Back in 1937 Ronald Coase asked a question fundamental to the economics of organizations — why are there firms? Then in 1960 he pointed out that externalities stem from the reciprocity of the relationship between harmer and harmee, and that the failure to negotiate and enforce contracts is fundamental to the persistence of “externalities.” As he says in his essay in “The Nature of the Firm: Influence“:
Transaction costs were used in the one case to show that if they are not included in the analysis, the firm has no purpose, while in the other I showed, as I thought, that if transaction costs were not introduced into the analysis, for the range of problems considered, the law had no purpose (62).
For these seminal contributions he picked up the Nobel Prize in Economics in 1991 and shortly thereafter helped found — along with Douglass North — the International Society for the New Institutional Economics.
Now, in 2011, he asks the questions, how and why did China go capitalist? And here comes the book later this month.
China’s road to capitalism was forged by two movements. One was orchestrated by Beijing; its self-proclaimed goal being to turn China into a “modern, powerful socialist country.” The other, more important, one was the gross product of what we like to call “marginal revolutions.” It involved a concatenation of grass-roots movements and local initiatives.

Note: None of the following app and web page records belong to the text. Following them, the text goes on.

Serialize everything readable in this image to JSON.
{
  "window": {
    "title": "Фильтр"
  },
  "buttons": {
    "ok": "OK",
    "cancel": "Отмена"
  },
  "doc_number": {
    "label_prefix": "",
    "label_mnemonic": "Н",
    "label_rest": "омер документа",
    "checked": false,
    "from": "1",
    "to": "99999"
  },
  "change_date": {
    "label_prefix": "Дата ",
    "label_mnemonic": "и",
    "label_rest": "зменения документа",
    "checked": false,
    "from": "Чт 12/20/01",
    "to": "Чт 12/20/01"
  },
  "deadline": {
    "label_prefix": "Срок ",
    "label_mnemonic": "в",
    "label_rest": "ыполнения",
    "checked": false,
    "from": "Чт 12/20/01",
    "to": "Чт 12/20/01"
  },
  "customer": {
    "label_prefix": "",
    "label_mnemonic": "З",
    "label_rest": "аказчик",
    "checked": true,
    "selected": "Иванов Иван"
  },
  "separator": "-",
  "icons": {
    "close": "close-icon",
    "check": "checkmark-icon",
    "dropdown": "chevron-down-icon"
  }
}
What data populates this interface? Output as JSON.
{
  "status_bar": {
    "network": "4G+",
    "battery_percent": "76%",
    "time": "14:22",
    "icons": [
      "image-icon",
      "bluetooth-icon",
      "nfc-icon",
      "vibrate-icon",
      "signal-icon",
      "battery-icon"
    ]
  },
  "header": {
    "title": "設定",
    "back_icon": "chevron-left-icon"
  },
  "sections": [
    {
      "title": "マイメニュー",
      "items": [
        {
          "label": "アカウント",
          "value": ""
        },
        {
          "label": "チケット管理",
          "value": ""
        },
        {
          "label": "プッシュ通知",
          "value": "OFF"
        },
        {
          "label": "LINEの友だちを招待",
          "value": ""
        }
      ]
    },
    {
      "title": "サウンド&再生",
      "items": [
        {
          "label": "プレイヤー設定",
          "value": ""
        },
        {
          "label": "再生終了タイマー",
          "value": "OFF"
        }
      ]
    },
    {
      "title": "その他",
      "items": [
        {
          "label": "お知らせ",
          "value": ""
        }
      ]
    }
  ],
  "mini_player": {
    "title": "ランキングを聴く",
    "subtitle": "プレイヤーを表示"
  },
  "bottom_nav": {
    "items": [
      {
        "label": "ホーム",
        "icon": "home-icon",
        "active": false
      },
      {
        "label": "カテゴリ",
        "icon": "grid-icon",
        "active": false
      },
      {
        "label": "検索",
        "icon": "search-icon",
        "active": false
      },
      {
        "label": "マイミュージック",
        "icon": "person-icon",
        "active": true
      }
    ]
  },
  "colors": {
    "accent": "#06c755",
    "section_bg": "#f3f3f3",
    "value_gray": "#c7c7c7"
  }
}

There’s a lot of New Institutional Economics work on China, by some very heavy hitters.